_Work to complete_:
The response must consist of all the records, retyped exactly.
=== Section Start ===
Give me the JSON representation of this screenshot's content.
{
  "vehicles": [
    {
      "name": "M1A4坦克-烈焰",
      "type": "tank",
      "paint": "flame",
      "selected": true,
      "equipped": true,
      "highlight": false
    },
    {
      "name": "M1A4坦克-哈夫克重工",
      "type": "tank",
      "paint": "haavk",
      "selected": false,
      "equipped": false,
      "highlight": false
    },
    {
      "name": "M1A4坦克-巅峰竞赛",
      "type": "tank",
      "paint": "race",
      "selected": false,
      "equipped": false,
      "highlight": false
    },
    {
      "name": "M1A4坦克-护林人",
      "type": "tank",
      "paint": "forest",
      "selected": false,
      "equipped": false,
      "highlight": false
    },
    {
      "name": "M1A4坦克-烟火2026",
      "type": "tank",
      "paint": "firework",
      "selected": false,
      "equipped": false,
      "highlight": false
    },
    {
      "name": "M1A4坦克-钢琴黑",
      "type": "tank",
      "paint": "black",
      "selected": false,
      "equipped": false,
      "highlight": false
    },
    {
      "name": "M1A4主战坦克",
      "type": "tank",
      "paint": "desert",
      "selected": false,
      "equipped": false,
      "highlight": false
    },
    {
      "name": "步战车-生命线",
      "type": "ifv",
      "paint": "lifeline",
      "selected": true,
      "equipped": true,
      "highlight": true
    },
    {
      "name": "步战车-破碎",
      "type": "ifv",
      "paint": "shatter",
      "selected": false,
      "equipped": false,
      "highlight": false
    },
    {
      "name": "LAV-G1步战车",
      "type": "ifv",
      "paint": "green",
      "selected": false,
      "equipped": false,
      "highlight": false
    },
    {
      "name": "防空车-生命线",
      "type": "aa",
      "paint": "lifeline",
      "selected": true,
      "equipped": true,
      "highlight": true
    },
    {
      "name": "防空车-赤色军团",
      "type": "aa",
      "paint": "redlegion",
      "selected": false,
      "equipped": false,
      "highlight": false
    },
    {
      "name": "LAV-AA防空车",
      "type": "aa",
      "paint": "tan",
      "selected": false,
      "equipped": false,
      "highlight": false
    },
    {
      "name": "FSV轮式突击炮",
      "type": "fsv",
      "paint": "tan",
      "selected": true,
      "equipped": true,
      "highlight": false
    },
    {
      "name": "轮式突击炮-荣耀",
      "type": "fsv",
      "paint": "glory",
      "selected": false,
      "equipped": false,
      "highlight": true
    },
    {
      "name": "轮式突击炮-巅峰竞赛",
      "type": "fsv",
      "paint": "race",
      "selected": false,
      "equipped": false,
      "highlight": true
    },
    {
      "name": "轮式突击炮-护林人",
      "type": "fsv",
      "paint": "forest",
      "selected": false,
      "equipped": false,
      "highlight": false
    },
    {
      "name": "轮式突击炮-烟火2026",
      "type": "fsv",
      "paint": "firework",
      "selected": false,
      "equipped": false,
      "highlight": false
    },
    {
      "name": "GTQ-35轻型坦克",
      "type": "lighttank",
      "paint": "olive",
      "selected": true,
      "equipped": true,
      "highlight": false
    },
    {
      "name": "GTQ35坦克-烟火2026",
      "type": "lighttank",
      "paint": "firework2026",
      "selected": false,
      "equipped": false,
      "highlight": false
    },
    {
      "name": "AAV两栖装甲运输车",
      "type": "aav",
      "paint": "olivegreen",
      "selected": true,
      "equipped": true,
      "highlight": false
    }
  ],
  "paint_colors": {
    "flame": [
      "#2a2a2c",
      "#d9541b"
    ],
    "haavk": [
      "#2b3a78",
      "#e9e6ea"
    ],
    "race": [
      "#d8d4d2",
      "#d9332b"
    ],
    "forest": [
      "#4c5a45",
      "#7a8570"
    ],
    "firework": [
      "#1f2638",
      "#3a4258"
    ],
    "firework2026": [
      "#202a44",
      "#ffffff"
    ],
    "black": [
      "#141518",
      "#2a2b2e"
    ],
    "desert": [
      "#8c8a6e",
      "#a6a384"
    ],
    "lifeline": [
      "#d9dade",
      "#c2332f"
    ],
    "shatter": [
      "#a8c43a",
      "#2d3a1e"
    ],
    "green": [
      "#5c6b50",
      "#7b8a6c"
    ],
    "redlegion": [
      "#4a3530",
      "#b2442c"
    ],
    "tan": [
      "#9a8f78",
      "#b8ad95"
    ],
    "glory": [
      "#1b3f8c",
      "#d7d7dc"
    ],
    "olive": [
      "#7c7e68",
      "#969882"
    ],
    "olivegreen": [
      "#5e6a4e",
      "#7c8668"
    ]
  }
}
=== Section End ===
_Exercise output_:
Give me the JSON representation of this screenshot's content.
{
  "vehicles": [
    {
      "name": "M1A4坦克-烈焰",
      "type": "tank",
      "paint": "flame",
      "selected": true,
      "equipped": true,
      "highlight": false
    },
    {
      "name": "M1A4坦克-哈夫克重工",
      "type": "tank",
      "paint": "haavk",
      "selected": false,
      "equipped": false,
      "highlight": false
    },
    {
      "name": "M1A4坦克-巅峰竞赛",
      "type": "tank",
      "paint": "race",
      "selected": false,
      "equipped": false,
      "highlight": false
    },
    {
      "name": "M1A4坦克-护林人",
      "type": "tank",
      "paint": "forest",
      "selected": false,
      "equipped": false,
      "highlight": false
    },
    {
      "name": "M1A4坦克-烟火2026",
      "type": "tank",
      "paint": "firework",
      "selected": false,
      "equipped": false,
      "highlight": false
    },
    {
      "name": "M1A4坦克-钢琴黑",
      "type": "tank",
      "paint": "black",
      "selected": false,
      "equipped": false,
      "highlight": false
    },
    {
      "name": "M1A4主战坦克",
      "type": "tank",
      "paint": "desert",
      "selected": false,
      "equipped": false,
      "highlight": false
    },
    {
      "name": "步战车-生命线",
      "type": "ifv",
      "paint": "lifeline",
      "selected": true,
      "equipped": true,
      "highlight": true
    },
    {
      "name": "步战车-破碎",
      "type": "ifv",
      "paint": "shatter",
      "selected": false,
      "equipped": false,
      "highlight": false
    },
    {
      "name": "LAV-G1步战车",
      "type": "ifv",
      "paint": "green",
      "selected": false,
      "equipped": false,
      "highlight": false
    },
    {
      "name": "防空车-生命线",
      "type": "aa",
      "paint": "lifeline",
      "selected": true,
      "equipped": true,
      "highlight": true
    },
    {
      "name": "防空车-赤色军团",
      "type": "aa",
      "paint": "redlegion",
      "selected": false,
      "equipped": false,
      "highlight": false
    },
    {
      "name": "LAV-AA防空车",
      "type": "aa",
      "paint": "tan",
      "selected": false,
      "equipped": false,
      "highlight": false
    },
    {
      "name": "FSV轮式突击炮",
      "type": "fsv",
      "paint": "tan",
      "selected": true,
      "equipped": true,
      "highlight": false
    },
    {
      "name": "轮式突击炮-荣耀",
      "type": "fsv",
      "paint": "glory",
      "selected": false,
      "equipped": false,
      "highlight": true
    },
    {
      "name": "轮式突击炮-巅峰竞赛",
      "type": "fsv",
      "paint": "race",
      "selected": false,
      "equipped": false,
      "highlight": true
    },
    {
      "name": "轮式突击炮-护林人",
      "type": "fsv",
      "paint": "forest",
      "selected": false,
      "equipped": false,
      "highlight": false
    },
    {
      "name": "轮式突击炮-烟火2026",
      "type": "fsv",
      "paint": "firework",
      "selected": false,
      "equipped": false,
      "highlight": false
    },
    {
      "name": "GTQ-35轻型坦克",
      "type": "lighttank",
      "paint": "olive",
      "selected": true,
      "equipped": true,
      "highlight": false
    },
    {
      "name": "GTQ35坦克-烟火2026",
      "type": "lighttank",
      "paint": "firework2026",
      "selected": false,
      "equipped": false,
      "highlight": false
    },
    {
      "name": "AAV两栖装甲运输车",
      "type": "aav",
      "paint": "olivegreen",
      "selected": true,
      "equipped": true,
      "highlight": false
    }
  ],
  "paint_colors": {
    "flame": [
      "#2a2a2c",
      "#d9541b"
    ],
    "haavk": [
      "#2b3a78",
      "#e9e6ea"
    ],
    "race": [
      "#d8d4d2",
      "#d9332b"
    ],
    "forest": [
      "#4c5a45",
      "#7a8570"
    ],
    "firework": [
      "#1f2638",
      "#3a4258"
    ],
    "firework2026": [
      "#202a44",
      "#ffffff"
    ],
    "black": [
      "#141518",
      "#2a2b2e"
    ],
    "desert": [
      "#8c8a6e",
      "#a6a384"
    ],
    "lifeline": [
      "#d9dade",
      "#c2332f"
    ],
    "shatter": [
      "#a8c43a",
      "#2d3a1e"
    ],
    "green": [
      "#5c6b50",
      "#7b8a6c"
    ],
    "redlegion": [
      "#4a3530",
      "#b2442c"
    ],
    "tan": [
      "#9a8f78",
      "#b8ad95"
    ],
    "glory": [
      "#1b3f8c",
      "#d7d7dc"
    ],
    "olive": [
      "#7c7e68",
      "#969882"
    ],
    "olivegreen": [
      "#5e6a4e",
      "#7c8668"
    ]
  }
}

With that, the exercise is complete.